A Boeing [NYSE: BA] Delta II rocket is poised to lift a NASA imaging satellite into orbit to help scientists understand the sun's activity and its effect on satellites and astronauts in orbit and communications and power systems on Earth.
Scheduled for launch from Vandenberg Air Force Base, Calif., at 12:34 p.m. PST March 25, the Delta II will boost NASA's Imager for Magnetopause-to-Aurora Global Exploration (IMAGE) spacecraft into a highly elliptical orbit around the Earth's poles. There will be an eight-minute window of opportunity for the launch.
During a two-year NASA-led mission, scientists will use IMAGE to gather remotely sensed images of the planet's magnetic field and how it changes in response to the sun's magnetic activity.
"IMAGE is the first scientific mission of the century for Delta rockets," said Darryl Van Dorn, Boeing director of commercial and NASA Delta programs. "The IMAGE mission is a continuation of a 39-year partnership with NASA," he noted.

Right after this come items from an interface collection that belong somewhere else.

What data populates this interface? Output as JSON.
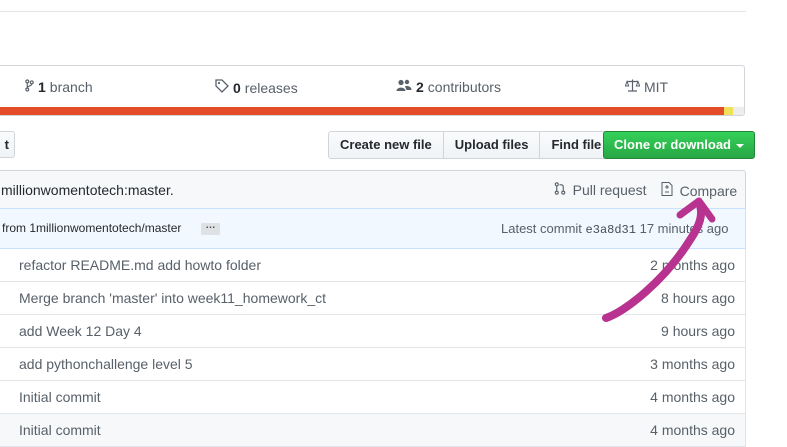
{
  "numbers": {
    "branch_count": "1",
    "branch_label": "branch",
    "releases_count": "0",
    "releases_label": "releases",
    "contributors_count": "2",
    "contributors_label": "contributors",
    "license": "MIT",
    "language_colors": [
      "#e34c26",
      "#f1e05a",
      "#ededed"
    ]
  },
  "toolbar": {
    "left_button_fragment": "t",
    "create_file": "Create new file",
    "upload_files": "Upload files",
    "find_file": "Find file",
    "clone": "Clone or download"
  },
  "branch_info": {
    "text": "millionwomentotech:master.",
    "pull_request": "Pull request",
    "compare": "Compare"
  },
  "latest_commit": {
    "message": "from 1millionwomentotech/master",
    "ellipsis": "…",
    "label": "Latest commit",
    "sha": "e3a8d31",
    "time": "17 minutes ago"
  },
  "files": [
    {
      "message": "refactor README.md add howto folder",
      "age": "2 months ago"
    },
    {
      "message": "Merge branch 'master' into week11_homework_ct",
      "age": "8 hours ago"
    },
    {
      "message": "add Week 12 Day 4",
      "age": "9 hours ago"
    },
    {
      "message": "add pythonchallenge level 5",
      "age": "3 months ago"
    },
    {
      "message": "Initial commit",
      "age": "4 months ago"
    },
    {
      "message": "Initial commit",
      "age": "4 months ago"
    }
  ],
  "annotation_color": "#b8338f"
}
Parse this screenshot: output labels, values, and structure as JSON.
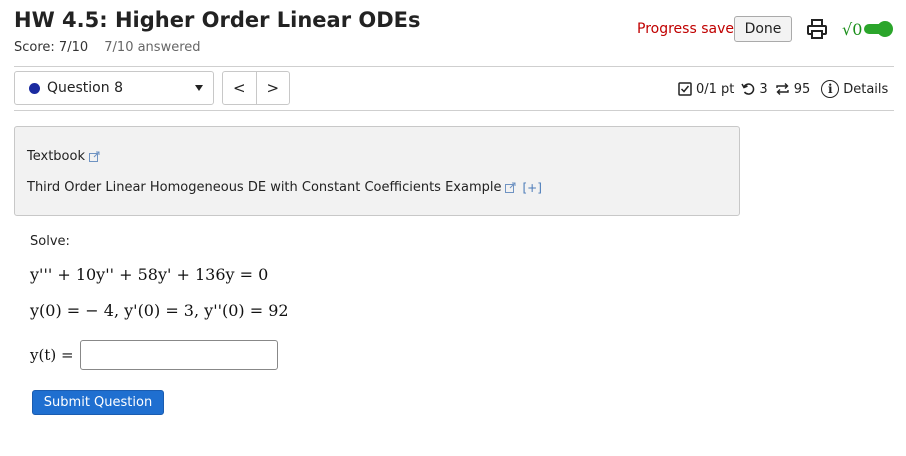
{
  "header": {
    "title": "HW 4.5: Higher Order Linear ODEs",
    "score_label": "Score: 7/10",
    "answered_label": "7/10 answered",
    "progress_saved": "Progress saved",
    "done_label": "Done",
    "print_icon": "print-icon",
    "math_toggle_icon": "square-root-toggle-icon",
    "sqrt_symbol": "√0"
  },
  "question_nav": {
    "selected_question": "Question 8",
    "status_color": "#1a2aa0",
    "prev_label": "<",
    "next_label": ">"
  },
  "meta": {
    "points": "0/1 pt",
    "retries": "3",
    "attempts": "95",
    "details_label": "Details",
    "info_symbol": "i"
  },
  "info_box": {
    "textbook_label": "Textbook",
    "example_label": "Third Order Linear Homogeneous DE with Constant Coefficients Example",
    "expand_label": "[+]"
  },
  "problem": {
    "instruction": "Solve:",
    "equation": "y''' + 10y'' + 58y' + 136y = 0",
    "initial_conditions": "y(0) = − 4,  y'(0) = 3,  y''(0) = 92",
    "answer_label": "y(t) =",
    "answer_value": "",
    "answer_placeholder": ""
  },
  "actions": {
    "submit_label": "Submit Question",
    "submit_color": "#1f6fd0"
  }
}
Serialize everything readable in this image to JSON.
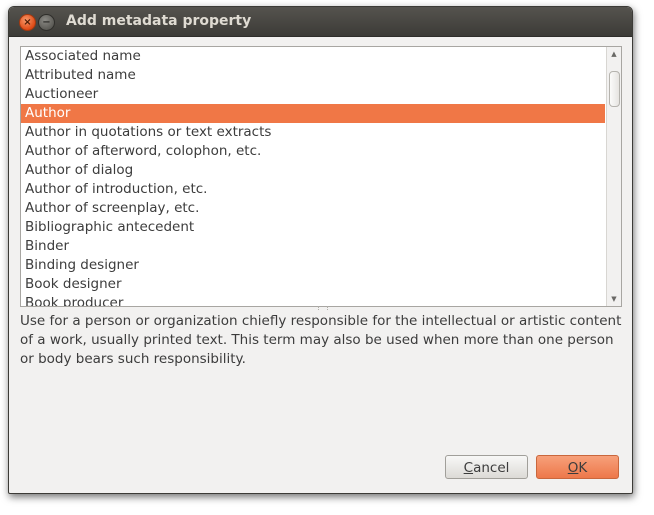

Delta rockets have carried 82 scientific and technology development payloads into orbit or beyond.
The principal investigator for the IMAGE mission, Southwest Research Institute, contracted Lockheed Martin Missiles and Space to build the spacecraft.
Boeing Delta Web Site: www.boeing.com/delta/